Suitable for Honours and PhD students
Whereas advances in immune and targeted therapies have made tremendous progress recently, they are effective only in distinct subsets of patients or result in the emergence of drug resistance, and patients suffer considerable side effects. Thus investigation of alternative approaches is essential. Recent studies have shed light on the importance of epigenetic regulation in cancer biology, including overexpression of epigenetic enzymes histone methyltransferases in cancers. Combining inhibitors of epigenetic modifiers with immune checkpoint inhibitors may either enhance the efficacy of immunotherapy or treat those patients that have become resistant to therapy. Side effects from immunotherapy may be alleviated by lower drug doses required when used in combination with other drugs such as small molecule inhibitors. Also, prohibitive cost of immunotherapy can be overcome by therapy that uses relatively inexpensive small molecules.
Combining epigenetic inhibitors with immunotherapy will be more effective in treating solid tumours compared to using single drug.

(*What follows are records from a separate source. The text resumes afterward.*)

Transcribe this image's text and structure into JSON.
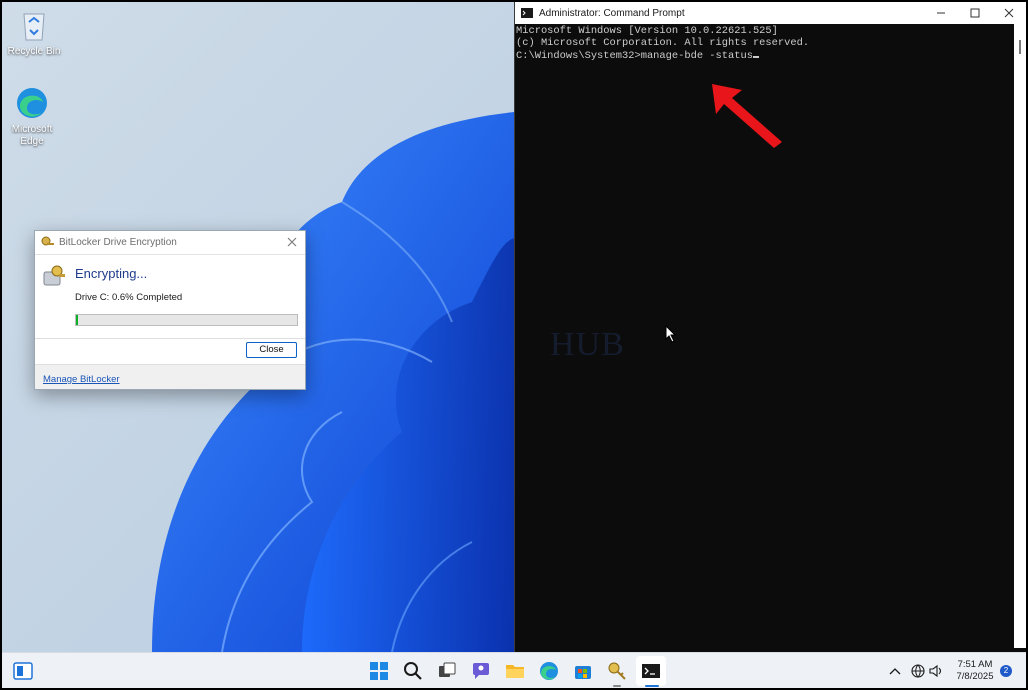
{
  "desktop": {
    "icons": [
      {
        "label": "Recycle Bin",
        "icon": "recycle-bin-icon"
      },
      {
        "label": "Microsoft Edge",
        "icon": "edge-icon"
      }
    ]
  },
  "bitlocker_dialog": {
    "title": "BitLocker Drive Encryption",
    "heading": "Encrypting...",
    "status": "Drive C: 0.6% Completed",
    "progress_percent": 0.6,
    "close_label": "Close",
    "link_label": "Manage BitLocker",
    "colors": {
      "progress": "#06b025",
      "heading": "#1f3c8a",
      "link": "#1a56b8"
    }
  },
  "cmd_window": {
    "title": "Administrator: Command Prompt",
    "lines": [
      "Microsoft Windows [Version 10.0.22621.525]",
      "(c) Microsoft Corporation. All rights reserved.",
      "",
      "C:\\Windows\\System32>manage-bde -status"
    ],
    "annotation": "red-arrow-pointing-to-command",
    "colors": {
      "background": "#0c0c0c",
      "text": "#cccccc",
      "arrow": "#e8161b"
    }
  },
  "watermark": "HUB",
  "taskbar": {
    "icons": [
      "widgets-icon",
      "start-icon",
      "search-icon",
      "task-view-icon",
      "chat-icon",
      "file-explorer-icon",
      "edge-icon",
      "store-icon",
      "bitlocker-icon",
      "cmd-icon"
    ],
    "tray": [
      "chevron-up-icon",
      "network-icon",
      "volume-icon"
    ],
    "time": "7:51 AM",
    "date": "7/8/2025",
    "notification_count": "2"
  }
}
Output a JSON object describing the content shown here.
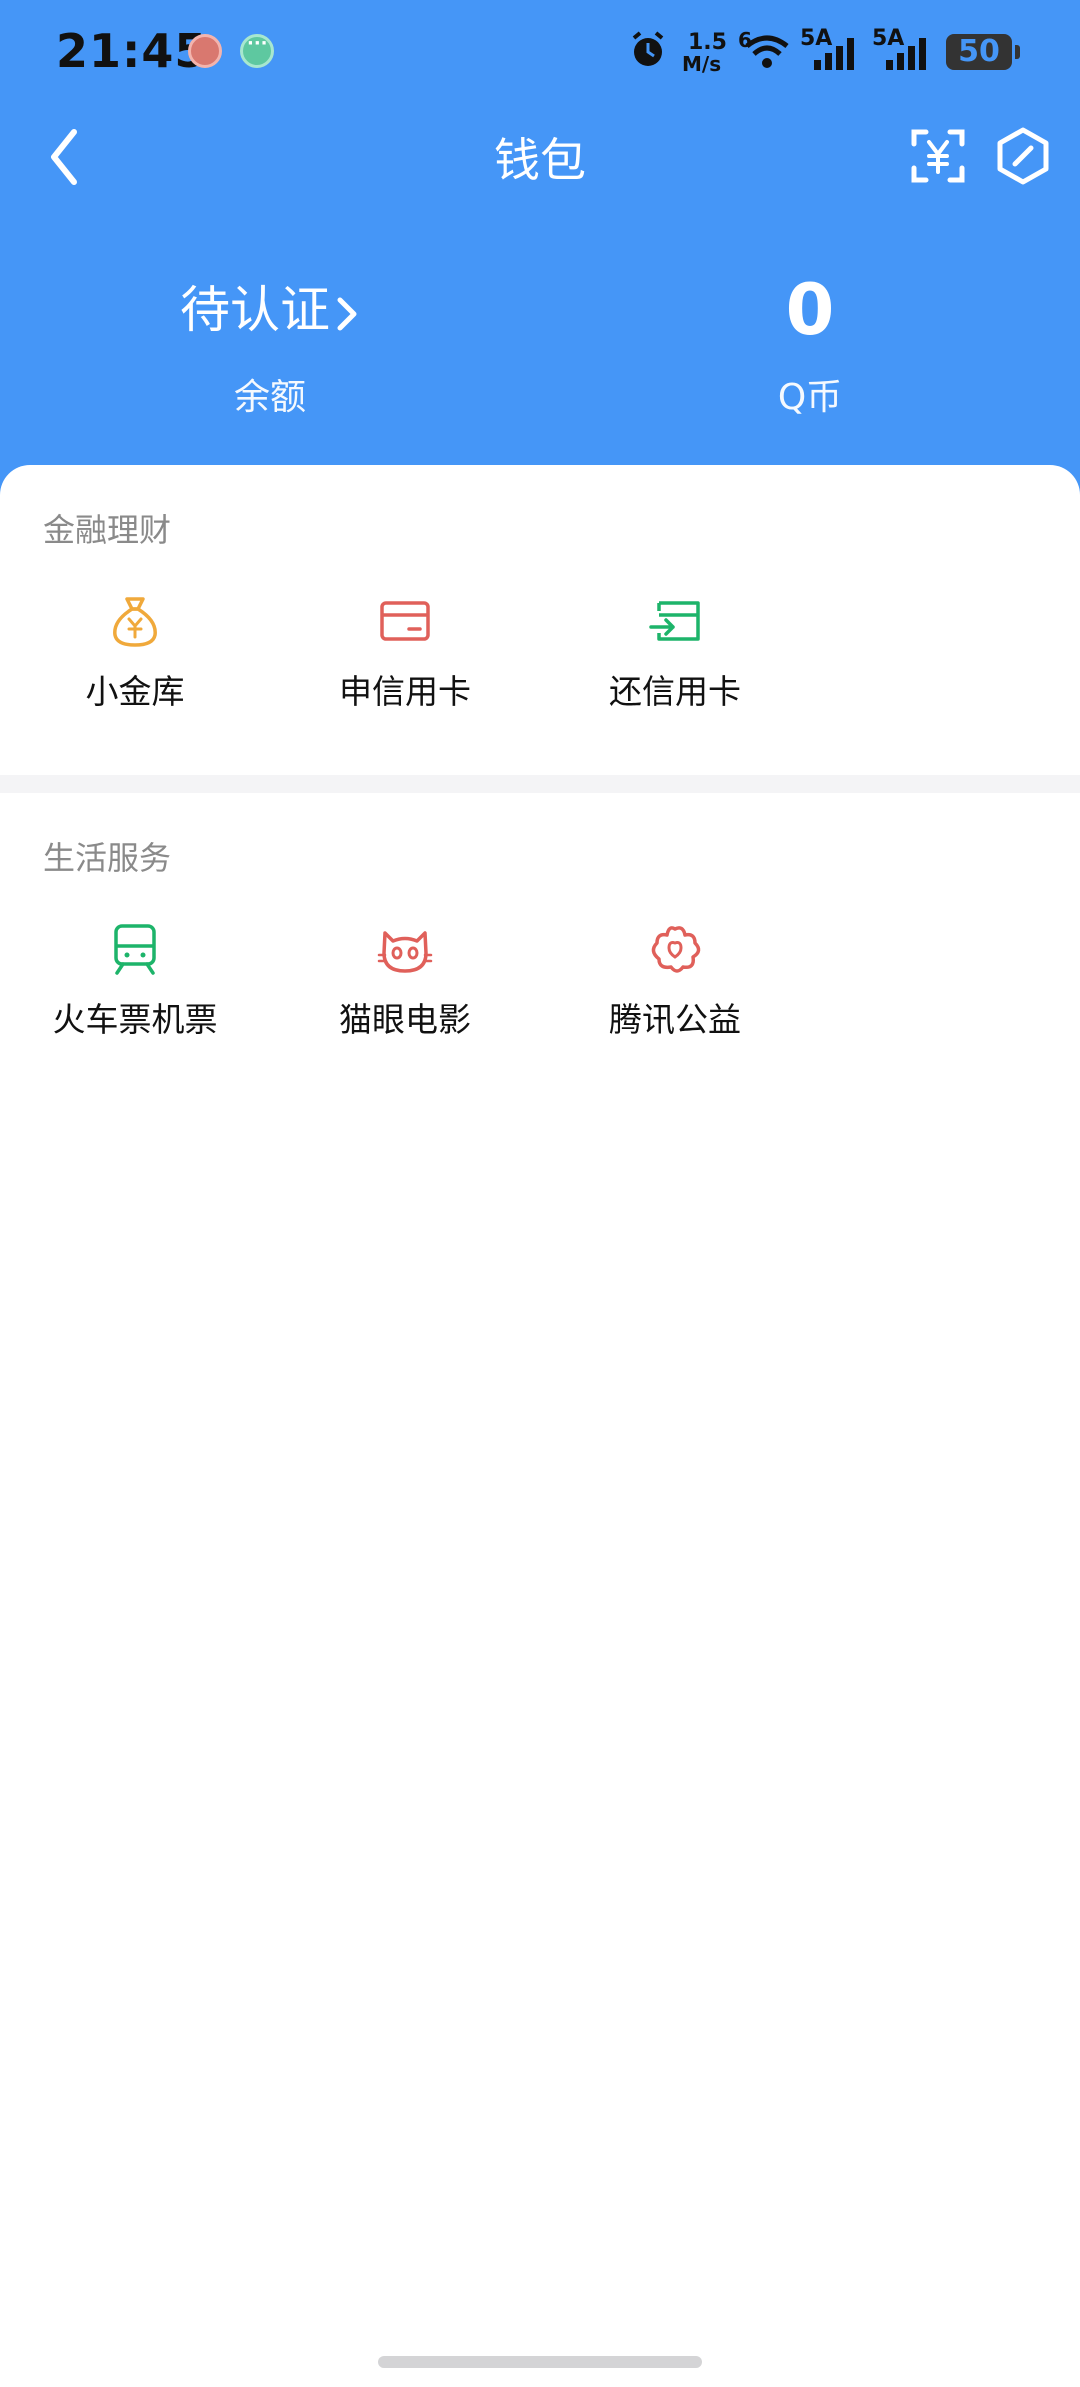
{
  "status_bar": {
    "time": "21:45",
    "speed_top": "1.5",
    "speed_bottom": "M/s",
    "wifi_label": "6",
    "signal1_label": "5A",
    "signal2_label": "5A",
    "battery": "50"
  },
  "nav": {
    "title": "钱包"
  },
  "balance": {
    "left_value": "待认证",
    "left_label": "余额",
    "right_value": "0",
    "right_label": "Q币"
  },
  "finance": {
    "title": "金融理财",
    "items": [
      {
        "label": "小金库",
        "icon": "money-bag-icon",
        "color": "#F0A93B"
      },
      {
        "label": "申信用卡",
        "icon": "credit-card-icon",
        "color": "#E0605A"
      },
      {
        "label": "还信用卡",
        "icon": "card-repay-icon",
        "color": "#1DB46A"
      }
    ]
  },
  "life": {
    "title": "生活服务",
    "items": [
      {
        "label": "火车票机票",
        "icon": "train-icon",
        "color": "#1DB46A"
      },
      {
        "label": "猫眼电影",
        "icon": "cat-icon",
        "color": "#E0605A"
      },
      {
        "label": "腾讯公益",
        "icon": "flower-icon",
        "color": "#E0605A"
      }
    ]
  },
  "colors": {
    "header_blue": "#4596F7",
    "section_title": "#8a8a8a"
  }
}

The aim of this study is to develop a combined therapy using epigenetic small molecule inhibitors and immunotherapeutic agents in vivo for the treatment of patients at high risk of recurrence and metastasis.